    I enjoyed the book and that it got me to read some different writers. However, some of the translations fell flat, particularly the translations of the older work. The stories, their writing in particular, gets better in the second half of the book. Some of the pieces are exceptional, and contain sentiments and experiences that have been shared with me by Haitians in the diaspora. - A White House with Pink Curtains in the Downstairs Windows by Jan J. Dominique - Oresca by Paulette Poujol Oriol - I enjoyed the book and that it got me to read some different writers. However, some of the translations fell flat, particularly the translations of the older work. The stories, their writing in particular, gets better in the second half of the book. Some of the pieces are exceptional, and contain sentiments and experiences that have been shared with me by Haitians in the diaspora. - A White House with Pink Curtains in the Downstairs Windows by Jan J. Dominique - Oresca by Paulette Poujol Oriol - Children of Heroes by Lyonel Trouillot - The Port-Au-Prince Marriage Special by Edwidge Danticat - The Mission by Marie Helene Laforest - Surrender by Myriam J.A. Chancy - Things I know about Fairy Tales by Roxane Gay

  12. 4 out of 5

    Kathy

    Short stories by Haitian authors - great sense of place (all set in Haiti), some politics, some Vodou, some human nature.

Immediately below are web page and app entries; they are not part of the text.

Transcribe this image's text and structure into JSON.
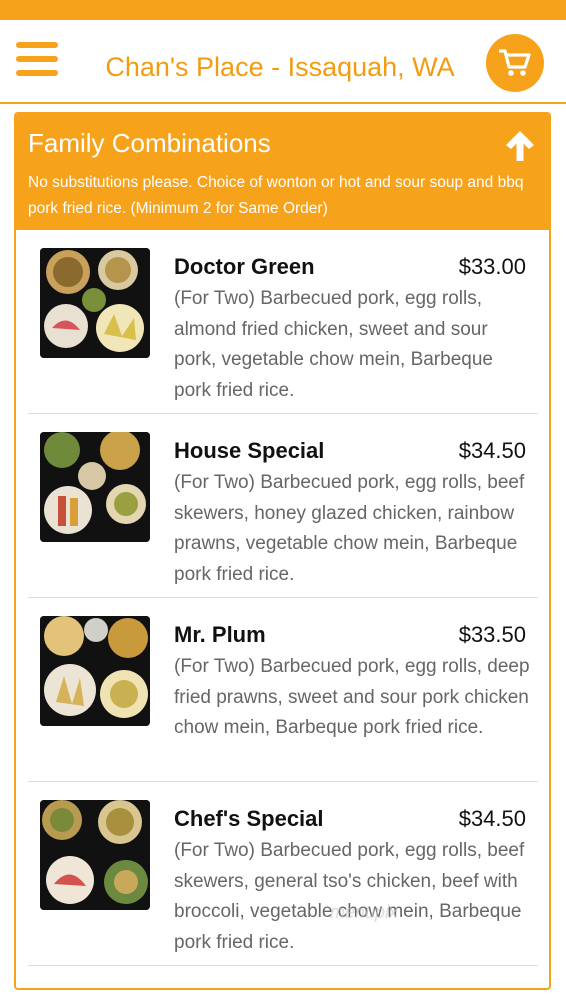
{
  "header": {
    "title": "Chan's Place - Issaquah, WA",
    "menu_icon": "hamburger-menu-icon",
    "cart_icon": "shopping-cart-icon"
  },
  "colors": {
    "accent": "#f7a21b",
    "title_text": "#f39c12",
    "item_name": "#111111",
    "item_desc": "#666666"
  },
  "section": {
    "title": "Family Combinations",
    "description": "No substitutions please. Choice of wonton or hot and sour soup and bbq pork fried rice. (Minimum 2 for Same Order)",
    "collapse_icon": "arrow-up-icon"
  },
  "items": [
    {
      "name": "Doctor Green",
      "price": "$33.00",
      "description": "(For Two) Barbecued pork, egg rolls, almond fried chicken, sweet and sour pork, vegetable chow mein, Barbeque pork fried rice."
    },
    {
      "name": "House Special",
      "price": "$34.50",
      "description": "(For Two) Barbecued pork, egg rolls, beef skewers, honey glazed chicken, rainbow prawns, vegetable chow mein, Barbeque pork fried rice."
    },
    {
      "name": "Mr. Plum",
      "price": "$33.50",
      "description": "(For Two) Barbecued pork, egg rolls, deep fried prawns, sweet and sour pork chicken chow mein, Barbeque pork fried rice."
    },
    {
      "name": "Chef's Special",
      "price": "$34.50",
      "description": "(For Two) Barbecued pork, egg rolls, beef skewers, general tso's chicken, beef with broccoli, vegetable chow mein, Barbeque pork fried rice."
    }
  ],
  "watermark": "menupix"
}
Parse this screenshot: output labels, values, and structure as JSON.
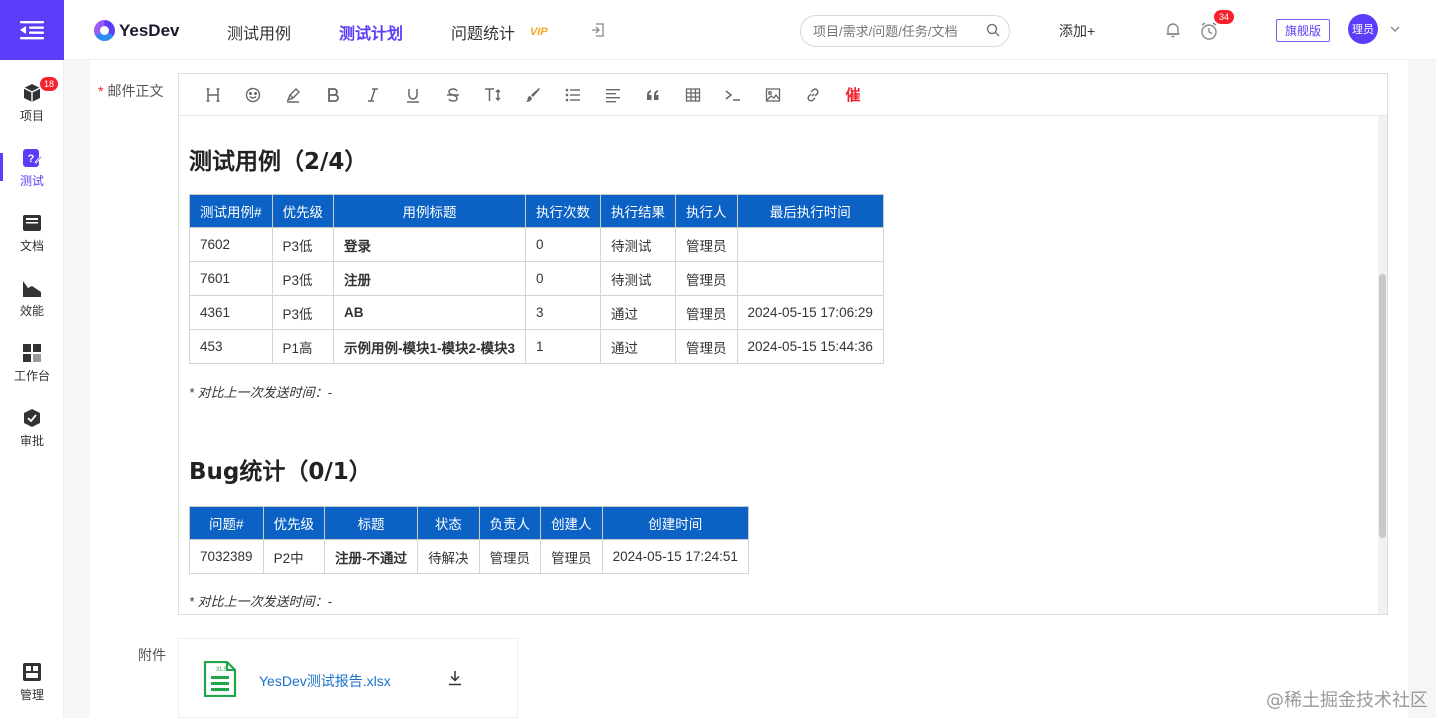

All good stories. Would do well as something sipped, vs reading straight through like I did.

  13. 5 out of 5

    Becca

    So lovely.

  14. 5 out of 5

    Louella Mahabir

    How do Caribbean people do it? Break your heart but still make you laugh.

  15. 5 out of 5

    David Anthony

  16. 5 out of 5

    Msbishop

  17. 4 out of 5

    Amelia B. Thompson

  18. 5 out of 5

    Lawrence Furan

  19. 5 out of 5

    jennet wheatstonelllsl Proc

  20. 4 out of 5

    mary Banks

  21. 4 out of 5

    Morgan

  22. 4 out of 5

    Gayle Fischer

  23. 5 out of 5

    The Caribbean Writer

  24. 4 out of 5

    Maria Hdnsm

  25. 5 out of 5

    Ted Oswald

  26. 5 out of 5

    Roy Wano

  27. 4 out of 5

    Anton Lau Lavær

  28. 4 out of 5

    Lori

  29. 5 out of 5

    Cecilia

  30. 5 out of 5

    Gizelle

Add a review

Your email address will not be published. Required fields are marked *

Loading...
We use cookies to give you the best online experience. By using our website you agree to our use of cookies in accordance with our cookie policy.